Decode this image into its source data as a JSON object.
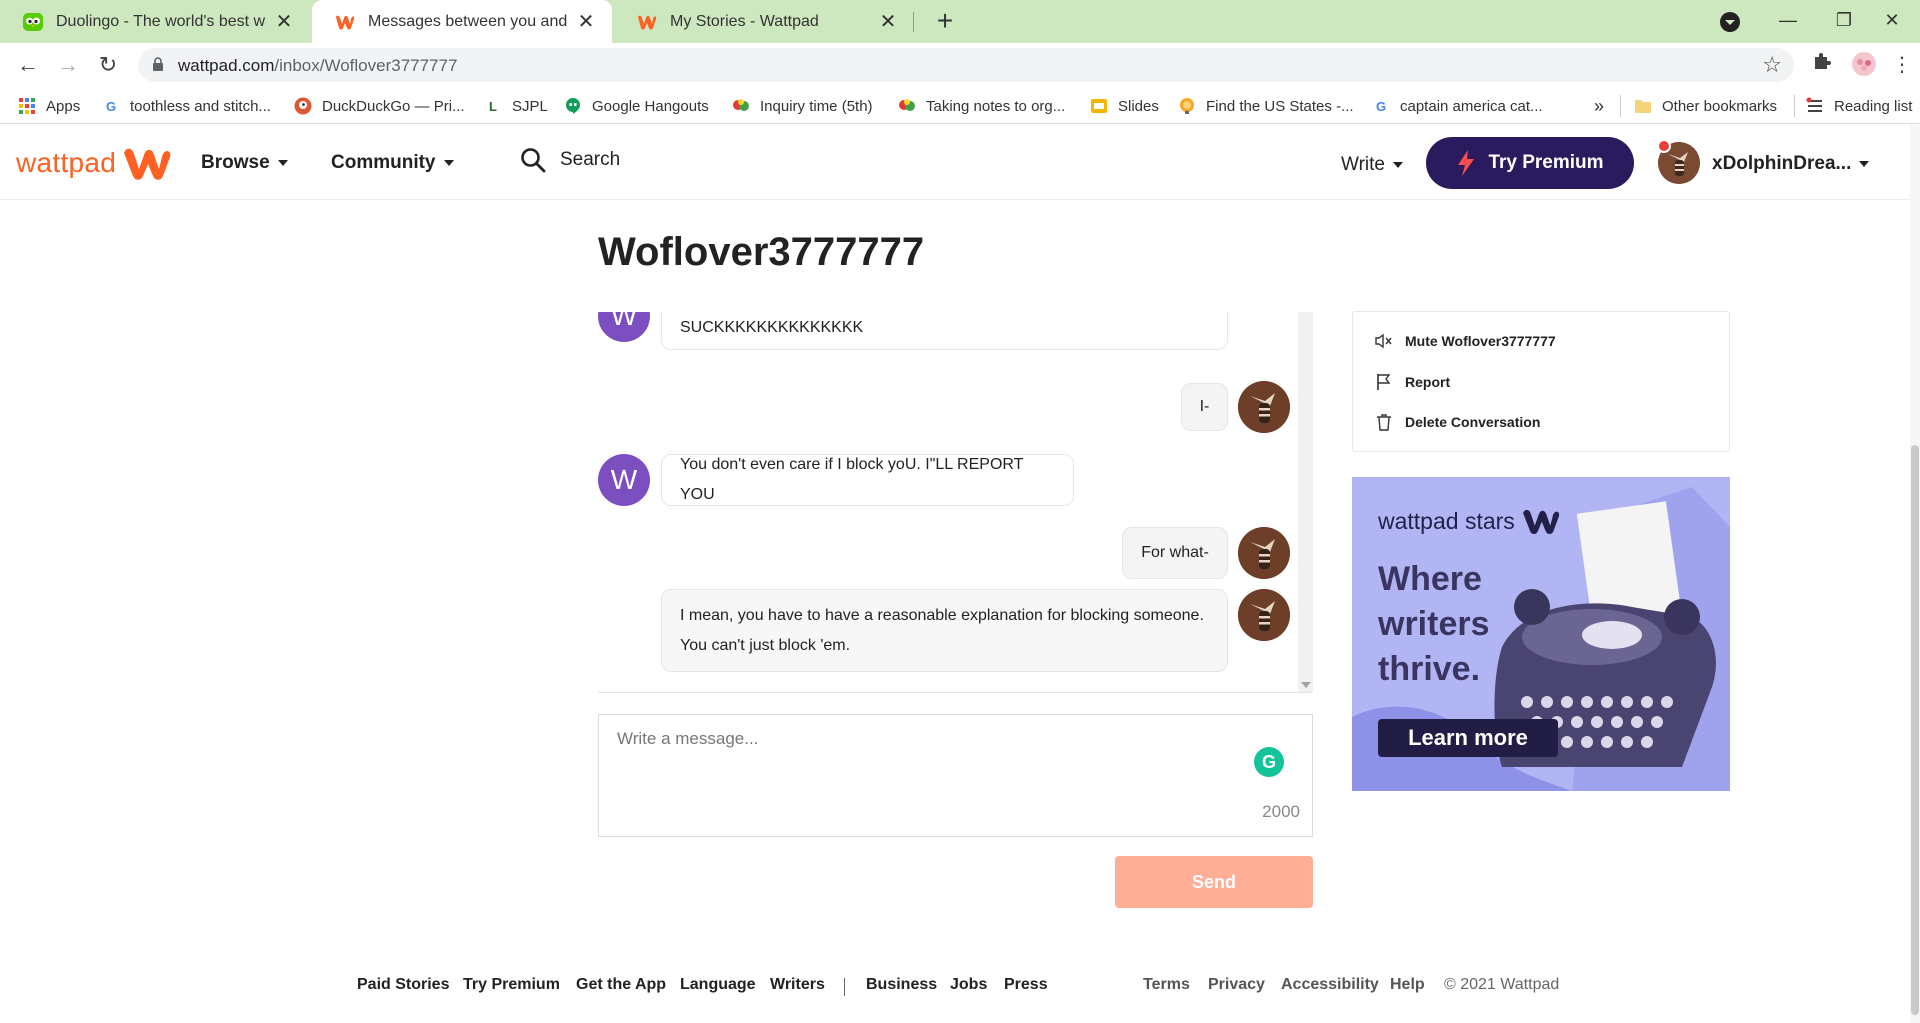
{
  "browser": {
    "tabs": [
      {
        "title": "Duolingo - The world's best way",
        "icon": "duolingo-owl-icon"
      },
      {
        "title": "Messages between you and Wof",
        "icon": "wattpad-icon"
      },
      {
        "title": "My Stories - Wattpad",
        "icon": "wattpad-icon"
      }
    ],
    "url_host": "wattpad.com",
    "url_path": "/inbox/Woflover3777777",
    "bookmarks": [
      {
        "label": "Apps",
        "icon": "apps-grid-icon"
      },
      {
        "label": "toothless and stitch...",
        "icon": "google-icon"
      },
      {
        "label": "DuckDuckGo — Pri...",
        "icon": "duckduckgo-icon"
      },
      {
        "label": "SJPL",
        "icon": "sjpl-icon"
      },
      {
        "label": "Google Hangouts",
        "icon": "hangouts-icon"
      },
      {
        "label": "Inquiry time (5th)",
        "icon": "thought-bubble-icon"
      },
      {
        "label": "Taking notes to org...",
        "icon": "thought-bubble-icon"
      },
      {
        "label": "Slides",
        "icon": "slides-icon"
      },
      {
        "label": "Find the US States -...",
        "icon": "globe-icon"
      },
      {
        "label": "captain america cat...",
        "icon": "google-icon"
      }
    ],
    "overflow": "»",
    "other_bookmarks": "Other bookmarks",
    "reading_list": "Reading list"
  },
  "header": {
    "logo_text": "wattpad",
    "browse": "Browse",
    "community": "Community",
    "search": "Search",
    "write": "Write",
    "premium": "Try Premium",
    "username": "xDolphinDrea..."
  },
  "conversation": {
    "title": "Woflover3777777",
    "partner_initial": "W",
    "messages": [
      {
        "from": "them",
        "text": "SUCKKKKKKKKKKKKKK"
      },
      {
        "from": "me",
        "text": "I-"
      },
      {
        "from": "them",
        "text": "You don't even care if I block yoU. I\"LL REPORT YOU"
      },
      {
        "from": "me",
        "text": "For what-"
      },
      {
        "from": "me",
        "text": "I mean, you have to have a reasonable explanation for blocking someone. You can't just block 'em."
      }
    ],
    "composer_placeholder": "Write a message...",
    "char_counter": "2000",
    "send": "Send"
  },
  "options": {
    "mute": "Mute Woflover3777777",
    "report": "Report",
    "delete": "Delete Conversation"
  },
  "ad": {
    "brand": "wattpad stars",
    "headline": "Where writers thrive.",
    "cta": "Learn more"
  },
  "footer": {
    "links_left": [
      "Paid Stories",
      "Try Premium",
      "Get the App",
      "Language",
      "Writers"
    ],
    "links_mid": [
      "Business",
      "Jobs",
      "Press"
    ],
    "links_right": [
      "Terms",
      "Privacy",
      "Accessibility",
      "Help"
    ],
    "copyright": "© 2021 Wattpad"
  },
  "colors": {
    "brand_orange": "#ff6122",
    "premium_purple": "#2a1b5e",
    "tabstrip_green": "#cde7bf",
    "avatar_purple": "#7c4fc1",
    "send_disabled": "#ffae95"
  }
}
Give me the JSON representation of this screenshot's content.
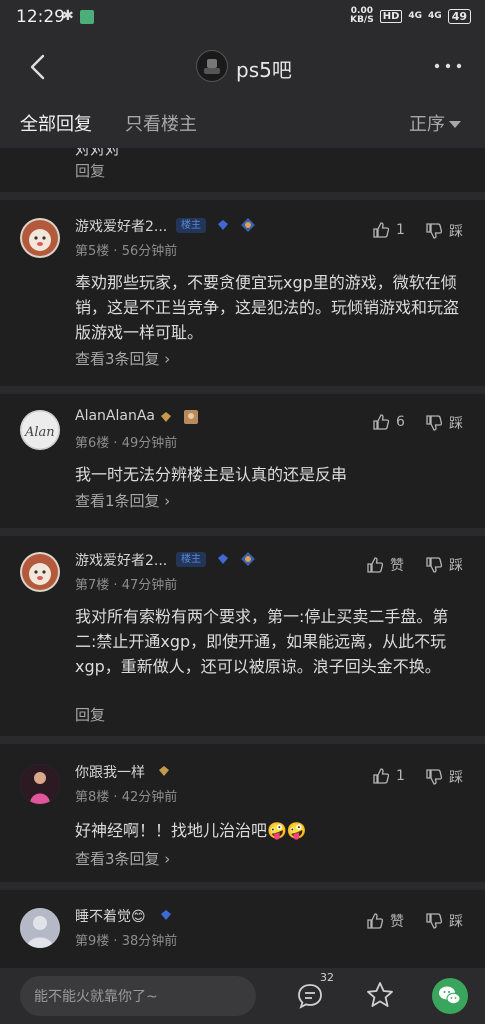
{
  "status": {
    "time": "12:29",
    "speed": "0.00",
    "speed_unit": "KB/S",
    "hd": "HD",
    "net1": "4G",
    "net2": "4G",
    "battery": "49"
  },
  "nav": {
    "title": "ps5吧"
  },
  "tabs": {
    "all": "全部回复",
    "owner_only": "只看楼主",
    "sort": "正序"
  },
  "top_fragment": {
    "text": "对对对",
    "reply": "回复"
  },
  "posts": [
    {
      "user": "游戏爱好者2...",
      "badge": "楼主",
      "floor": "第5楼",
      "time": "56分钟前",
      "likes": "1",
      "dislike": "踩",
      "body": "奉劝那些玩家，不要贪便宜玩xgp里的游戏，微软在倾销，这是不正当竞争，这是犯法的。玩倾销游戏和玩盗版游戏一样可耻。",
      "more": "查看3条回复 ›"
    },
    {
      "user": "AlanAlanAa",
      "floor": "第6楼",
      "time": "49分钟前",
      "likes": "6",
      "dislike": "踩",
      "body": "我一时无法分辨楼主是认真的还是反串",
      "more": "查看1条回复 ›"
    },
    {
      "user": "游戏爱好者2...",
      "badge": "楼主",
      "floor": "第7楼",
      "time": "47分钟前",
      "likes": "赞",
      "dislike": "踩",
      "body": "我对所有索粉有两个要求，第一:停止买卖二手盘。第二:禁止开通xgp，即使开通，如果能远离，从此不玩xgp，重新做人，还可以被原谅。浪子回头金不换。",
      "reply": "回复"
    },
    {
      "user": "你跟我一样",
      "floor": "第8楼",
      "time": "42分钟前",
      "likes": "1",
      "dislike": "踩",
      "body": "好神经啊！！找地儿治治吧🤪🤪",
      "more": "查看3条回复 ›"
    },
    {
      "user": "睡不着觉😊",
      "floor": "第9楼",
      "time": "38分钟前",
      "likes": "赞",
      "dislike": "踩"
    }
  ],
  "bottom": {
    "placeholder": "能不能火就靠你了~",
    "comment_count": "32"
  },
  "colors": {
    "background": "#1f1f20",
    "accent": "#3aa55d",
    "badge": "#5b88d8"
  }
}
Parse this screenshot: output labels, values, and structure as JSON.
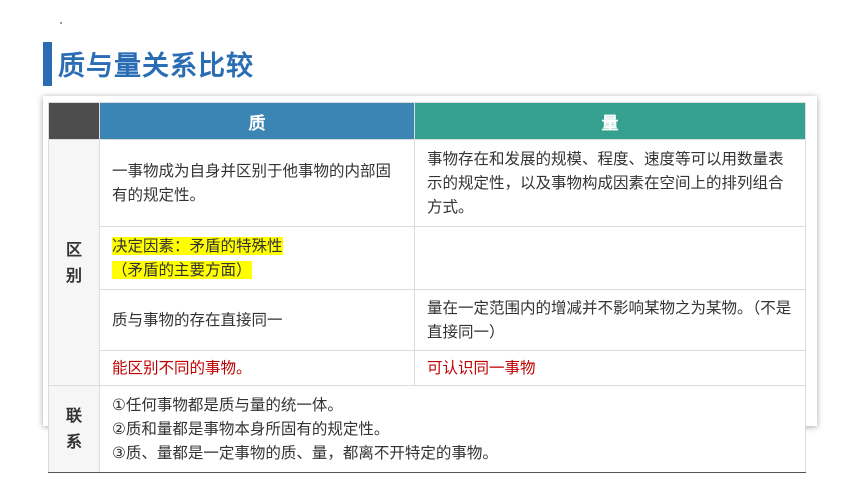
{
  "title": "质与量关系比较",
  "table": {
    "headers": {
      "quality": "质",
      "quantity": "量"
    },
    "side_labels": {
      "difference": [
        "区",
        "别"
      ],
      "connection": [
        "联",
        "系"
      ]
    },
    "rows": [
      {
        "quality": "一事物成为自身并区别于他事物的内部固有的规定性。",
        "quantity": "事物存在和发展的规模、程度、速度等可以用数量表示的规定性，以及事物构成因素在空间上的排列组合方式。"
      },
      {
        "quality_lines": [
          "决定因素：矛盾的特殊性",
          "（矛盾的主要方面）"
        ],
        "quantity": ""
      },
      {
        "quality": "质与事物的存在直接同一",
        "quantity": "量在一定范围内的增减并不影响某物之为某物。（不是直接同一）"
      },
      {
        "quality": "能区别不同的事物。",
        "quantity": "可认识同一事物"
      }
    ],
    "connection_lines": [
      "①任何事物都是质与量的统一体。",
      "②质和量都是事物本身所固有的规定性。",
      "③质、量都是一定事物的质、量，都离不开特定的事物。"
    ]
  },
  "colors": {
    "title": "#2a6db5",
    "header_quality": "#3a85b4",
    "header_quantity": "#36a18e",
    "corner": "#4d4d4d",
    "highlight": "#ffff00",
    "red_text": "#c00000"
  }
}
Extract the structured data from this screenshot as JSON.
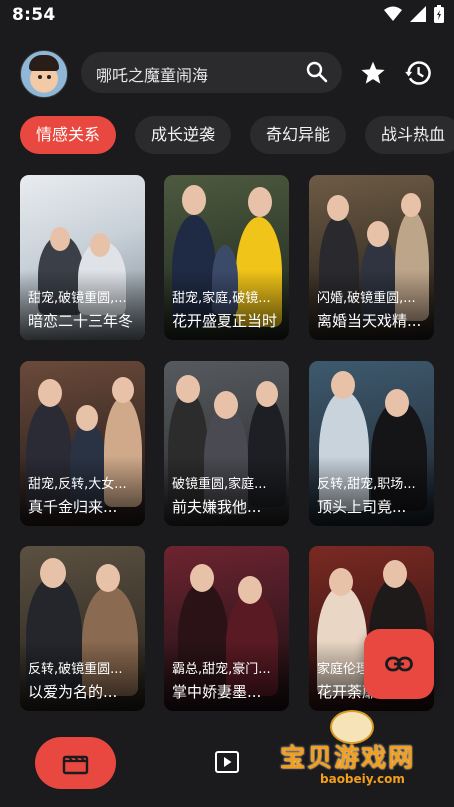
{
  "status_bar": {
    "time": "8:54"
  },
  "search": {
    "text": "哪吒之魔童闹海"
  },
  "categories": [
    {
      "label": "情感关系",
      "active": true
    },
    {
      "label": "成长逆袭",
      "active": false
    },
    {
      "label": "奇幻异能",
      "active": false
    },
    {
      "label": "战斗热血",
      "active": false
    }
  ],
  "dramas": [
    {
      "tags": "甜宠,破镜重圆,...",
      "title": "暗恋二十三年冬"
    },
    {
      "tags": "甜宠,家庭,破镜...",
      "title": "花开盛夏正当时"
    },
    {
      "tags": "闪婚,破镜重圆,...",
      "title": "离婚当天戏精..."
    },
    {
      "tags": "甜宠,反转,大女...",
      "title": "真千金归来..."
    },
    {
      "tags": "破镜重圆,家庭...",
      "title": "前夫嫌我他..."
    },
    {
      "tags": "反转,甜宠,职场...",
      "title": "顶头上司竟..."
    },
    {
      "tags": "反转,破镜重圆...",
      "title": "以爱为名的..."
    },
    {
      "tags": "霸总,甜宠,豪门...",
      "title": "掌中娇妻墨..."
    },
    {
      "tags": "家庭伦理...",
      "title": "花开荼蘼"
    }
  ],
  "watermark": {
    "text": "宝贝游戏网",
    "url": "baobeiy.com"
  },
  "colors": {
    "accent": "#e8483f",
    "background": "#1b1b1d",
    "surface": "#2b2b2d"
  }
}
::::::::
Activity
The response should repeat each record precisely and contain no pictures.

Expected answer
Decode this image into its source data as a JSON object.
{
  "browser": {
    "tabs": [
      {
        "title": "Duolingo - The world's best way",
        "icon": "duolingo-owl-icon"
      },
      {
        "title": "Messages between you and Wof",
        "icon": "wattpad-icon"
      },
      {
        "title": "My Stories - Wattpad",
        "icon": "wattpad-icon"
      }
    ],
    "url_host": "wattpad.com",
    "url_path": "/inbox/Woflover3777777",
    "bookmarks": [
      {
        "label": "Apps",
        "icon": "apps-grid-icon"
      },
      {
        "label": "toothless and stitch...",
        "icon": "google-icon"
      },
      {
        "label": "DuckDuckGo — Pri...",
        "icon": "duckduckgo-icon"
      },
      {
        "label": "SJPL",
        "icon": "sjpl-icon"
      },
      {
        "label": "Google Hangouts",
        "icon": "hangouts-icon"
      },
      {
        "label": "Inquiry time (5th)",
        "icon": "thought-bubble-icon"
      },
      {
        "label": "Taking notes to org...",
        "icon": "thought-bubble-icon"
      },
      {
        "label": "Slides",
        "icon": "slides-icon"
      },
      {
        "label": "Find the US States -...",
        "icon": "globe-icon"
      },
      {
        "label": "captain america cat...",
        "icon": "google-icon"
      }
    ],
    "overflow": "»",
    "other_bookmarks": "Other bookmarks",
    "reading_list": "Reading list"
  },
  "header": {
    "logo_text": "wattpad",
    "browse": "Browse",
    "community": "Community",
    "search": "Search",
    "write": "Write",
    "premium": "Try Premium",
    "username": "xDolphinDrea..."
  },
  "conversation": {
    "title": "Woflover3777777",
    "partner_initial": "W",
    "messages": [
      {
        "from": "them",
        "text": "SUCKKKKKKKKKKKKKK"
      },
      {
        "from": "me",
        "text": "I-"
      },
      {
        "from": "them",
        "text": "You don't even care if I block yoU. I\"LL REPORT YOU"
      },
      {
        "from": "me",
        "text": "For what-"
      },
      {
        "from": "me",
        "text": "I mean, you have to have a reasonable explanation for blocking someone. You can't just block 'em."
      }
    ],
    "composer_placeholder": "Write a message...",
    "char_counter": "2000",
    "send": "Send"
  },
  "options": {
    "mute": "Mute Woflover3777777",
    "report": "Report",
    "delete": "Delete Conversation"
  },
  "ad": {
    "brand": "wattpad stars",
    "headline": "Where writers thrive.",
    "cta": "Learn more"
  },
  "footer": {
    "links_left": [
      "Paid Stories",
      "Try Premium",
      "Get the App",
      "Language",
      "Writers"
    ],
    "links_mid": [
      "Business",
      "Jobs",
      "Press"
    ],
    "links_right": [
      "Terms",
      "Privacy",
      "Accessibility",
      "Help"
    ],
    "copyright": "© 2021 Wattpad"
  },
  "colors": {
    "brand_orange": "#ff6122",
    "premium_purple": "#2a1b5e",
    "tabstrip_green": "#cde7bf",
    "avatar_purple": "#7c4fc1",
    "send_disabled": "#ffae95"
  }
}
Give me the JSON representation of this screenshot's content.
{
  "status": {
    "time": "12:29",
    "speed": "0.00",
    "speed_unit": "KB/S",
    "hd": "HD",
    "net1": "4G",
    "net2": "4G",
    "battery": "49"
  },
  "nav": {
    "title": "ps5吧"
  },
  "tabs": {
    "all": "全部回复",
    "owner_only": "只看楼主",
    "sort": "正序"
  },
  "top_fragment": {
    "text": "对对对",
    "reply": "回复"
  },
  "posts": [
    {
      "user": "游戏爱好者2...",
      "badge": "楼主",
      "floor": "第5楼",
      "time": "56分钟前",
      "likes": "1",
      "dislike": "踩",
      "body": "奉劝那些玩家，不要贪便宜玩xgp里的游戏，微软在倾销，这是不正当竞争，这是犯法的。玩倾销游戏和玩盗版游戏一样可耻。",
      "more": "查看3条回复 ›"
    },
    {
      "user": "AlanAlanAa",
      "floor": "第6楼",
      "time": "49分钟前",
      "likes": "6",
      "dislike": "踩",
      "body": "我一时无法分辨楼主是认真的还是反串",
      "more": "查看1条回复 ›"
    },
    {
      "user": "游戏爱好者2...",
      "badge": "楼主",
      "floor": "第7楼",
      "time": "47分钟前",
      "likes": "赞",
      "dislike": "踩",
      "body": "我对所有索粉有两个要求，第一:停止买卖二手盘。第二:禁止开通xgp，即使开通，如果能远离，从此不玩xgp，重新做人，还可以被原谅。浪子回头金不换。",
      "reply": "回复"
    },
    {
      "user": "你跟我一样",
      "floor": "第8楼",
      "time": "42分钟前",
      "likes": "1",
      "dislike": "踩",
      "body": "好神经啊！！找地儿治治吧🤪🤪",
      "more": "查看3条回复 ›"
    },
    {
      "user": "睡不着觉😊",
      "floor": "第9楼",
      "time": "38分钟前",
      "likes": "赞",
      "dislike": "踩"
    }
  ],
  "bottom": {
    "placeholder": "能不能火就靠你了~",
    "comment_count": "32"
  },
  "colors": {
    "background": "#1f1f20",
    "accent": "#3aa55d",
    "badge": "#5b88d8"
  }
}
Parse this screenshot: output labels, values, and structure as JSON.
{
  "title": "质与量关系比较",
  "table": {
    "headers": {
      "quality": "质",
      "quantity": "量"
    },
    "side_labels": {
      "difference": [
        "区",
        "别"
      ],
      "connection": [
        "联",
        "系"
      ]
    },
    "rows": [
      {
        "quality": "一事物成为自身并区别于他事物的内部固有的规定性。",
        "quantity": "事物存在和发展的规模、程度、速度等可以用数量表示的规定性，以及事物构成因素在空间上的排列组合方式。"
      },
      {
        "quality_lines": [
          "决定因素：矛盾的特殊性",
          "（矛盾的主要方面）"
        ],
        "quantity": ""
      },
      {
        "quality": "质与事物的存在直接同一",
        "quantity": "量在一定范围内的增减并不影响某物之为某物。（不是直接同一）"
      },
      {
        "quality": "能区别不同的事物。",
        "quantity": "可认识同一事物"
      }
    ],
    "connection_lines": [
      "①任何事物都是质与量的统一体。",
      "②质和量都是事物本身所固有的规定性。",
      "③质、量都是一定事物的质、量，都离不开特定的事物。"
    ]
  },
  "colors": {
    "title": "#2a6db5",
    "header_quality": "#3a85b4",
    "header_quantity": "#36a18e",
    "corner": "#4d4d4d",
    "highlight": "#ffff00",
    "red_text": "#c00000"
  }
}
Extract the structured data from this screenshot as JSON.
{
  "status_bar": {
    "time": "8:54"
  },
  "search": {
    "text": "哪吒之魔童闹海"
  },
  "categories": [
    {
      "label": "情感关系",
      "active": true
    },
    {
      "label": "成长逆袭",
      "active": false
    },
    {
      "label": "奇幻异能",
      "active": false
    },
    {
      "label": "战斗热血",
      "active": false
    }
  ],
  "dramas": [
    {
      "tags": "甜宠,破镜重圆,...",
      "title": "暗恋二十三年冬"
    },
    {
      "tags": "甜宠,家庭,破镜...",
      "title": "花开盛夏正当时"
    },
    {
      "tags": "闪婚,破镜重圆,...",
      "title": "离婚当天戏精..."
    },
    {
      "tags": "甜宠,反转,大女...",
      "title": "真千金归来..."
    },
    {
      "tags": "破镜重圆,家庭...",
      "title": "前夫嫌我他..."
    },
    {
      "tags": "反转,甜宠,职场...",
      "title": "顶头上司竟..."
    },
    {
      "tags": "反转,破镜重圆...",
      "title": "以爱为名的..."
    },
    {
      "tags": "霸总,甜宠,豪门...",
      "title": "掌中娇妻墨..."
    },
    {
      "tags": "家庭伦理...",
      "title": "花开荼蘼"
    }
  ],
  "watermark": {
    "text": "宝贝游戏网",
    "url": "baobeiy.com"
  },
  "colors": {
    "accent": "#e8483f",
    "background": "#1b1b1d",
    "surface": "#2b2b2d"
  }
}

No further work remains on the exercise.